- **WORK ORDER**:
Images do not belong in the copy; retype the rest of the entries below exactly.

- **Stored data entries**:
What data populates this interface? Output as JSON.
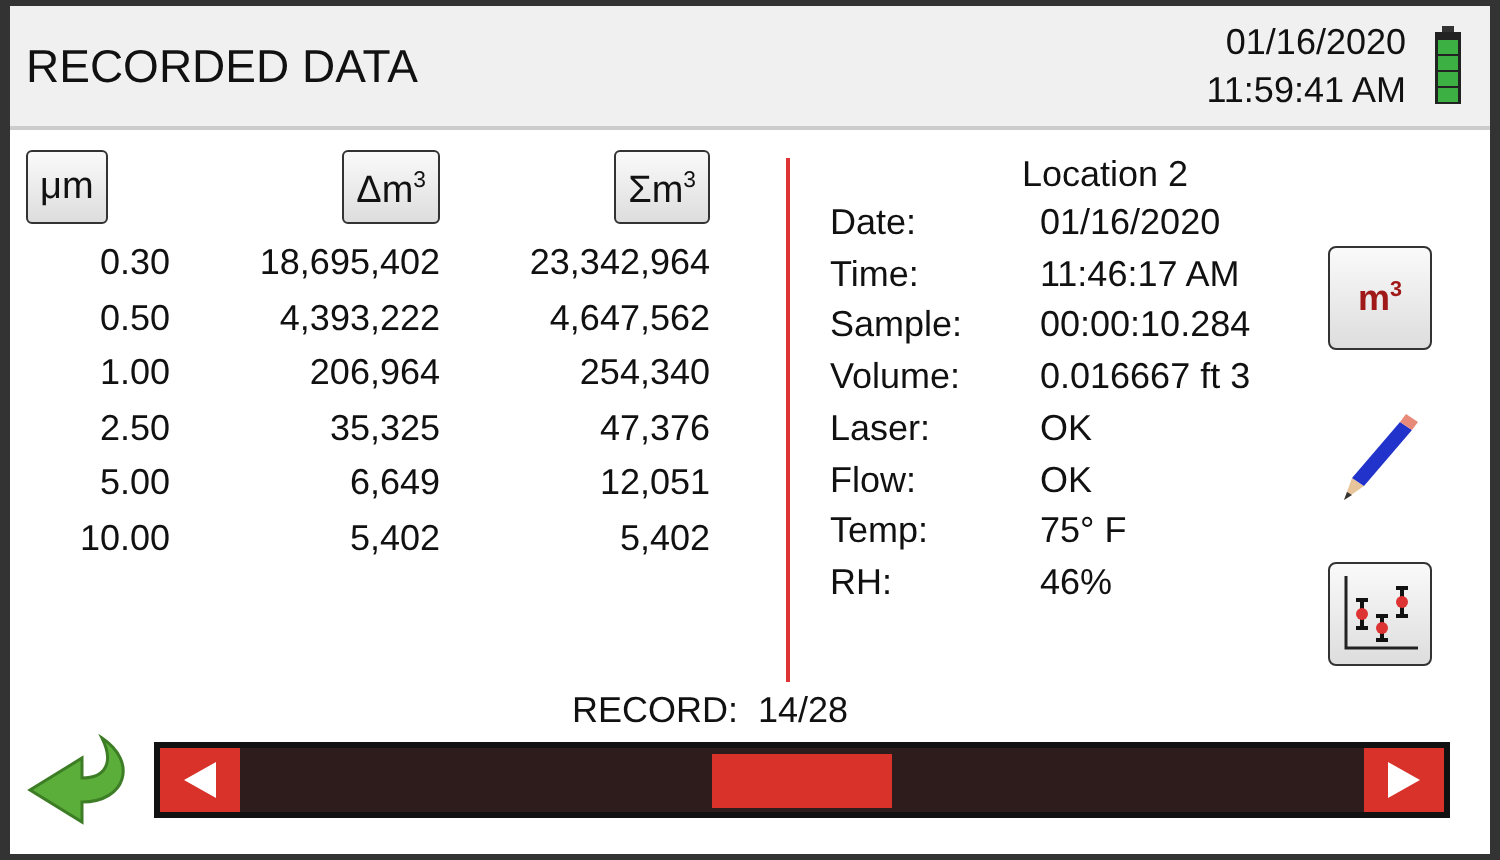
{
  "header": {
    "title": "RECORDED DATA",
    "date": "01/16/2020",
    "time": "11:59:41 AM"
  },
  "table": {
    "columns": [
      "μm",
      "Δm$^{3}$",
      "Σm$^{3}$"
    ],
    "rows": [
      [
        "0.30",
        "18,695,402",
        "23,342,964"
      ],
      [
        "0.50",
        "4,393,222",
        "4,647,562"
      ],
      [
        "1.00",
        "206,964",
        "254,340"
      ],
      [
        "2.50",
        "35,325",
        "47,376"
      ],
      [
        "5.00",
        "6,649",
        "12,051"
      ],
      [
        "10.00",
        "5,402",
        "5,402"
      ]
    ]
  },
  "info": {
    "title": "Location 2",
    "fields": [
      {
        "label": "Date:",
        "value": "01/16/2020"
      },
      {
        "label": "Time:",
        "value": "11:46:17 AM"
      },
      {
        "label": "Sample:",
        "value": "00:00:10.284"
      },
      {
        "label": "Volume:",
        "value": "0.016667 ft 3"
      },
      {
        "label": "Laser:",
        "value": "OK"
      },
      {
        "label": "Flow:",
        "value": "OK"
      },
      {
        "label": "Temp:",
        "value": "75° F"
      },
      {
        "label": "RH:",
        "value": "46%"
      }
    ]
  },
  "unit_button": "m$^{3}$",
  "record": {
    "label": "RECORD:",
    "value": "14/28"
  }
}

- **RESULT**:
What data populates this interface? Output as JSON.
{
  "header": {
    "title": "RECORDED DATA",
    "date": "01/16/2020",
    "time": "11:59:41 AM"
  },
  "table": {
    "columns": [
      "μm",
      "Δm$^{3}$",
      "Σm$^{3}$"
    ],
    "rows": [
      [
        "0.30",
        "18,695,402",
        "23,342,964"
      ],
      [
        "0.50",
        "4,393,222",
        "4,647,562"
      ],
      [
        "1.00",
        "206,964",
        "254,340"
      ],
      [
        "2.50",
        "35,325",
        "47,376"
      ],
      [
        "5.00",
        "6,649",
        "12,051"
      ],
      [
        "10.00",
        "5,402",
        "5,402"
      ]
    ]
  },
  "info": {
    "title": "Location 2",
    "fields": [
      {
        "label": "Date:",
        "value": "01/16/2020"
      },
      {
        "label": "Time:",
        "value": "11:46:17 AM"
      },
      {
        "label": "Sample:",
        "value": "00:00:10.284"
      },
      {
        "label": "Volume:",
        "value": "0.016667 ft 3"
      },
      {
        "label": "Laser:",
        "value": "OK"
      },
      {
        "label": "Flow:",
        "value": "OK"
      },
      {
        "label": "Temp:",
        "value": "75° F"
      },
      {
        "label": "RH:",
        "value": "46%"
      }
    ]
  },
  "unit_button": "m$^{3}$",
  "record": {
    "label": "RECORD:",
    "value": "14/28"
  }
}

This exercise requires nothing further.